For a decade, a former Wellington art gallery owner committed depraved sex acts on at-risk children, uploading his abuse online to a worldwide audience.
It can now be revealed that Aaron Paul Laurence, 38, has pleaded guilty to more than 60 charges of abuse, including the rape of young boys and the production and distribution of footage of their ordeals.
Details of Laurence's offending were suppressed until yesterday.
When Laurence's stash of illicit child pornography was finally uncovered last year – hidden in a mire of computer encryptions and passwords – police found more than 31,000 images and videos. Many were homemade and detailed his horrific abuse of eight boys, aged between 8 and 13, across the lower North Island. During his appearance in Lower Hutt District Court yesterday, Laurence opposed The Dominion Post's application to photograph him.
His lawyer, Louise Brown, said any photos could impact on his safety in prison and could affect his mother's deteriorating health. Judge Ian Mill said such considerations were not sufficient to replace the principles of open justice.
Laurence once owned an art gallery on Wellington's Lambton Quay, called the Aaron Laurence Gallery.
A local artist, who asked not to be named, said Laurence was "always talking about his sexual prowess".
"He was always a dodgy geezer. He seemed pretty immoral every time you hung out with him. He wasn't exactly someone you wanted to spend extended lengths of time with."
Laurence's prolific offending finally ended when he was caught by police in an online sting in July 2011. A detective was able to monitor an internet chat involving Laurence.
The next day, police observed Laurence making statements that he had abused boys and had images available to download.
The police summary of facts said Laurence sexually abused eight victims, electronically recording his exploits.
"In many instances these boys did not know they were being filmed as the camera was hidden or they were filmed and abused when they were asleep."
Laurence would target vulnerable children and groom victims, the summary said.
In one case, he chatted for weeks to a 13-year-old boy online before meeting him at a train station and taking him to his house. He gave the boy cigarettes and cannabis, causing the boy to become intoxicated.
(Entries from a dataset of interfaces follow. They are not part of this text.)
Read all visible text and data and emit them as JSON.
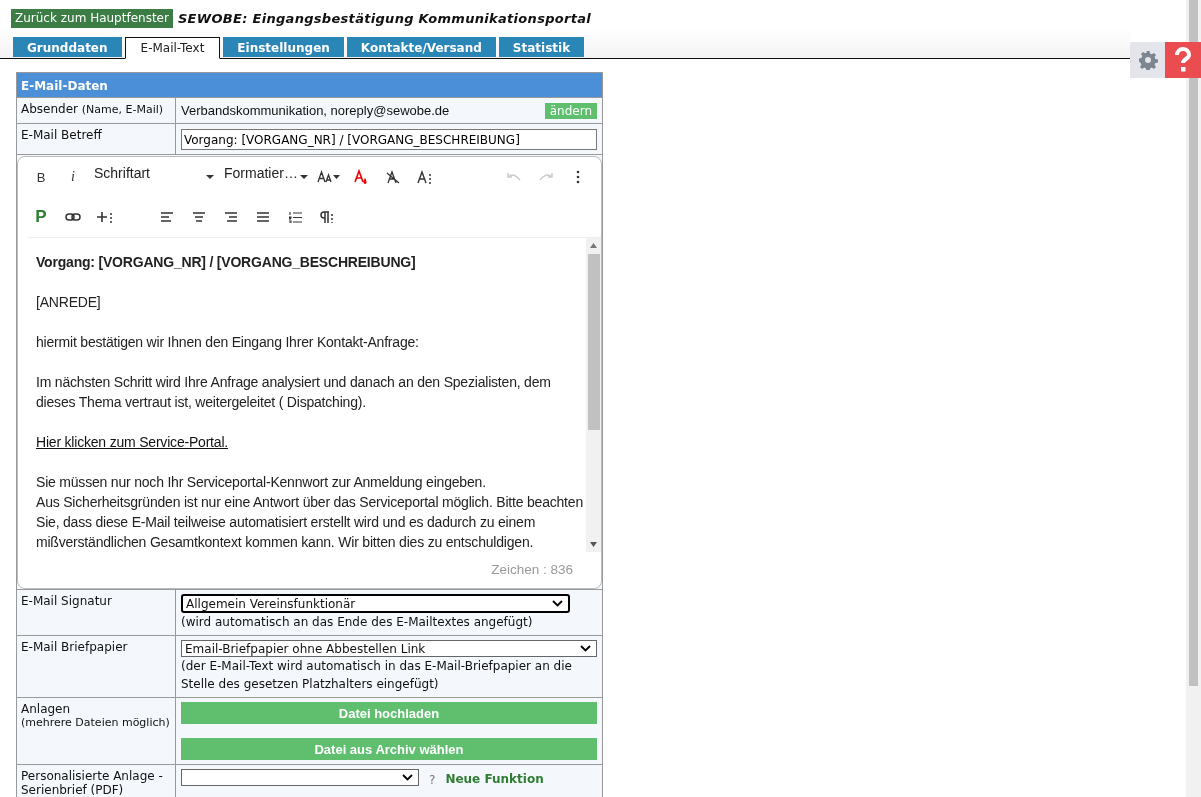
{
  "header": {
    "back_button": "Zurück zum Hauptfenster",
    "title": "SEWOBE: Eingangsbestätigung Kommunikationsportal"
  },
  "tabs": [
    {
      "label": "Grunddaten",
      "selected": false
    },
    {
      "label": "E-Mail-Text",
      "selected": true
    },
    {
      "label": "Einstellungen",
      "selected": false
    },
    {
      "label": "Kontakte/Versand",
      "selected": false
    },
    {
      "label": "Statistik",
      "selected": false
    }
  ],
  "section_title": "E-Mail-Daten",
  "sender": {
    "label": "Absender",
    "label_hint": "(Name, E-Mail)",
    "value": "Verbandskommunikation, noreply@sewobe.de",
    "button": "ändern"
  },
  "subject": {
    "label": "E-Mail Betreff",
    "value": "Vorgang: [VORGANG_NR] / [VORGANG_BESCHREIBUNG]"
  },
  "editor": {
    "toolbar": {
      "bold": "B",
      "italic": "i",
      "font_select": "Schriftart",
      "format_select": "Formatier…",
      "paragraph": "P",
      "undo_disabled": true,
      "redo_disabled": true
    },
    "paragraphs": [
      {
        "kind": "heading",
        "text": "Vorgang: [VORGANG_NR] / [VORGANG_BESCHREIBUNG]"
      },
      {
        "kind": "text",
        "text": "[ANREDE]"
      },
      {
        "kind": "text",
        "text": "hiermit bestätigen wir Ihnen den Eingang Ihrer Kontakt-Anfrage:"
      },
      {
        "kind": "text",
        "text": "Im nächsten Schritt wird Ihre Anfrage analysiert und danach an den Spezialisten, dem dieses Thema vertraut ist, weitergeleitet ( Dispatching)."
      },
      {
        "kind": "link",
        "text": "Hier klicken zum Service-Portal."
      },
      {
        "kind": "text",
        "text": "Sie müssen nur noch Ihr Serviceportal-Kennwort zur Anmeldung eingeben.\nAus Sicherheitsgründen ist nur eine Antwort über das Serviceportal möglich. Bitte beachten Sie, dass diese E-Mail teilweise automatisiert erstellt wird und es dadurch zu einem mißverständlichen Gesamtkontext kommen kann. Wir bitten dies zu entschuldigen."
      }
    ],
    "char_count": "Zeichen : 836"
  },
  "signature": {
    "label": "E-Mail Signatur",
    "value": "Allgemein Vereinsfunktionär",
    "hint": "(wird automatisch an das Ende des E-Mailtextes angefügt)"
  },
  "stationery": {
    "label": "E-Mail Briefpapier",
    "value": "Email-Briefpapier ohne Abbestellen Link",
    "hint": "(der E-Mail-Text wird automatisch in das E-Mail-Briefpapier an die Stelle des gesetzen Platzhalters eingefügt)"
  },
  "attachments": {
    "label": "Anlagen",
    "hint": "(mehrere Dateien möglich)",
    "upload_button": "Datei hochladen",
    "archive_button": "Datei aus Archiv wählen"
  },
  "personalized": {
    "label": "Personalisierte Anlage - Serienbrief (PDF)",
    "help": "?",
    "new_feature": "Neue Funktion"
  }
}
Later he made the boy watch porn and raped him, filming the abuse.
On another occasion, he befriended an 11-year-old boy and began to sexually abuse him.
"He was a vulnerable young boy from a troubled home and initially felt safe visiting the defendant's house, as he let him play games and gave him ... food," the summary said.
"He admitted knowing that the boys he befriended and then abused were from troubled homes and often had parents who would not be concerned if they did not come home at night."
Laurence had been in possession of the offensive material since the late 1990s and had been producing the footage since 2001, police said.
"The demand for new images results in a continuing cycle of abuse for existing victims and the demand for new victims.
"The defendant has not only sexually offended against his victims, but by photographing, filming and distributing pictures of the abuse, the victims are victimised repeatedly when their images turn up on the internet."
The leader of Police Online Child Exploitation Across New Zealand, Detective Senior Sergeant John Michael, said the exploitation of children was a global problem.
"I don't think we could ever say it's an epidemic here but it's certainly in existence and we come across it every day.
"The abuse itself has got younger. We are talking about sexual torture, bondage and discipline type sado-masochistic images involving children."
Judge Mill remanded Laurence in custody for sentencing in May.